((LOCKE WHITE/VIRGINIA TECH DIRECTOR OF LICENSING:WE WANTED SOMETHING THAT WOULD REPRESENT THE UNIVERSITY WELL AND WOULD BE IN GOOD TASTE AND REALLY CLASSY LOOKING CAR AND THAT'S WHAT THEY DELIVERED TO US.))
[SUPER=01-Locke White/Virginia Tech Director of Licensing;]
[OUT Q=to us]
The Hokie Expedition is priced at about 39-thousand dollars and comes in any color.
But, Hokie fans will have to go all the way to Richmond to buy it.
The company also plans to release a Hokie Explorer within the next few weeks.
((Tomorrow on News 7 Mornin'.))
[Kim on Camera]
If you're ready to kick the habit... there's no time like the present.
The Great American Smoke Out is tomorrow. We'll have some tips to help get you through the day.

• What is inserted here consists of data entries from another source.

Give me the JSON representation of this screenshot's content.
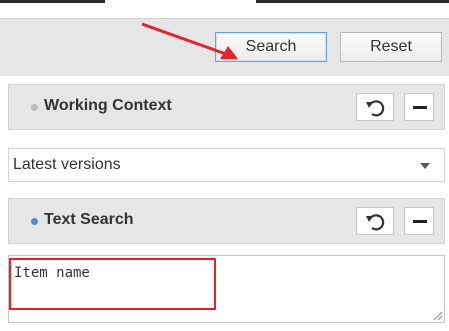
{
  "toolbar": {
    "search_label": "Search",
    "reset_label": "Reset"
  },
  "working_context": {
    "title": "Working Context",
    "select_value": "Latest versions",
    "reset_icon": "reset-icon",
    "minimize_icon": "minimize-icon"
  },
  "text_search": {
    "title": "Text Search",
    "placeholder": "Item name",
    "reset_icon": "reset-icon",
    "minimize_icon": "minimize-icon"
  },
  "colors": {
    "annotation_red": "#e4242b",
    "panel_bg": "#e6e6e6",
    "active_dot": "#4b8fd6",
    "inactive_dot": "#bcbcbc"
  }
}
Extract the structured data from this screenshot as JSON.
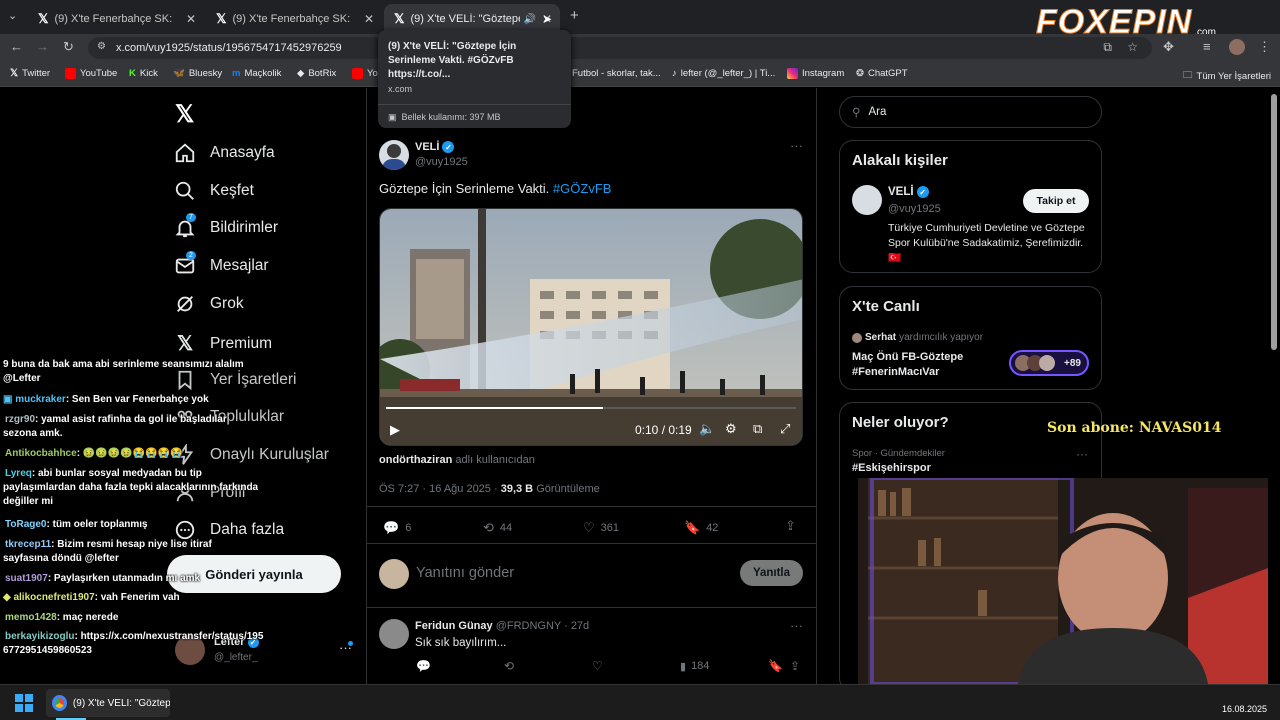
{
  "browser": {
    "tabs": [
      {
        "title": "(9) X'te Fenerbahçe SK: \"Göztepe"
      },
      {
        "title": "(9) X'te Fenerbahçe SK: \"Sen be"
      },
      {
        "title": "(9) X'te VELİ: \"Göztepe İçin"
      }
    ],
    "url": "x.com/vuy1925/status/1956754717452976259",
    "tooltip": {
      "title": "(9) X'te VELİ: \"Göztepe İçin Serinleme Vakti. #GÖZvFB https://t.co/...",
      "domain": "x.com",
      "memory": "Bellek kullanımı: 397 MB"
    },
    "bookmarks": [
      "Twitter",
      "YouTube",
      "Kick",
      "Bluesky",
      "Maçkolik",
      "BotRix",
      "Yo",
      "Futbol - skorlar, tak...",
      "lefter (@_lefter_) | Ti...",
      "Instagram",
      "ChatGPT"
    ],
    "all_bookmarks": "Tüm Yer İşaretleri"
  },
  "brand": {
    "watermark": "FOXEPIN",
    "watermark_suffix": ".com"
  },
  "nav": {
    "items": [
      "Anasayfa",
      "Keşfet",
      "Bildirimler",
      "Mesajlar",
      "Grok",
      "Premium",
      "Yer İşaretleri",
      "Topluluklar",
      "Onaylı Kuruluşlar",
      "Profil",
      "Daha fazla"
    ],
    "bildirim_badge": "7",
    "mesaj_badge": "2",
    "post_button": "Gönderi yayınla",
    "account_name": "Lefter",
    "account_handle": "@_lefter_"
  },
  "tweet": {
    "author": "VELİ",
    "handle": "@vuy1925",
    "text": "Göztepe İçin Serinleme Vakti.",
    "hashtag": "#GÖZvFB",
    "video_time": "0:10 / 0:19",
    "progress": 0.53,
    "attribution_user": "ondörthaziran",
    "attribution_rest": "adlı kullanıcıdan",
    "timestamp": "ÖS 7:27 · 16 Ağu 2025 ·",
    "views": "39,3 B",
    "views_label": "Görüntüleme",
    "replies": "6",
    "retweets": "44",
    "likes": "361",
    "bookmarks": "42",
    "reply_placeholder": "Yanıtını gönder",
    "reply_button": "Yanıtla"
  },
  "reply1": {
    "author": "Feridun Günay",
    "handle": "@FRDNGNY · 27d",
    "text": "Sık sık bayılırım...",
    "views": "184"
  },
  "right": {
    "search_placeholder": "Ara",
    "related_title": "Alakalı kişiler",
    "related_name": "VELİ",
    "related_handle": "@vuy1925",
    "follow_button": "Takip et",
    "related_bio": "Türkiye Cumhuriyeti Devletine ve Göztepe Spor Kulübü'ne Sadakatimiz, Şerefimizdir. 🇹🇷",
    "live_title": "X'te Canlı",
    "live_host": "Serhat",
    "live_host_status": "yardımcılık yapıyor",
    "live_topic": "Maç Önü  FB-Göztepe #FenerinMacıVar",
    "live_count": "+89",
    "trends_title": "Neler oluyor?",
    "trend1_meta": "Spor · Gündemdekiler",
    "trend1_tag": "#Eskişehirspor"
  },
  "stream": {
    "last_sub": "Son abone: NAVAS014"
  },
  "chat": [
    {
      "user": "",
      "color": "#ffffff",
      "msg": "9 buna da bak ama abi serinleme seansımızı alalım @Lefter"
    },
    {
      "user": "muckraker",
      "color": "#4fc3f7",
      "msg": ": Sen Ben var Fenerbahçe yok"
    },
    {
      "user": "rzgr90",
      "color": "#b0bec5",
      "msg": ": yamal asist rafinha da gol ile başladılar sezona amk."
    },
    {
      "user": "Antikocbahhce",
      "color": "#9ccc65",
      "msg": ": 🤢🤢🤢🤢😭😭😭😭"
    },
    {
      "user": "Lyreq",
      "color": "#4dd0e1",
      "msg": ": abi bunlar sosyal medyadan bu tip paylaşımlardan daha fazla tepki alacaklarının farkında değiller mi"
    },
    {
      "user": "ToRage0",
      "color": "#81d4fa",
      "msg": ": tüm oeler toplanmış"
    },
    {
      "user": "tkrecep11",
      "color": "#90caf9",
      "msg": ": Bizim resmi hesap niye lise itiraf sayfasına döndü @lefter"
    },
    {
      "user": "suat1907",
      "color": "#b39ddb",
      "msg": ": Paylaşırken utanmadın mı amk"
    },
    {
      "user": "alikocnefreti1907",
      "color": "#dce775",
      "msg": ": vah Fenerim vah"
    },
    {
      "user": "memo1428",
      "color": "#aed581",
      "msg": ": maç nerede"
    },
    {
      "user": "berkayikizoglu",
      "color": "#80cbc4",
      "msg": ": https://x.com/nexustransfer/status/1956772951459860523"
    }
  ],
  "taskbar": {
    "window_title": "(9) X'te VELİ: \"Göztepe İ",
    "date": "16.08.2025"
  },
  "colors": {
    "accent": "#1d9bf0",
    "bg": "#000000",
    "sub_text": "#f5e663"
  }
}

Tomorrow on News 7 Mornin'.[Animation full]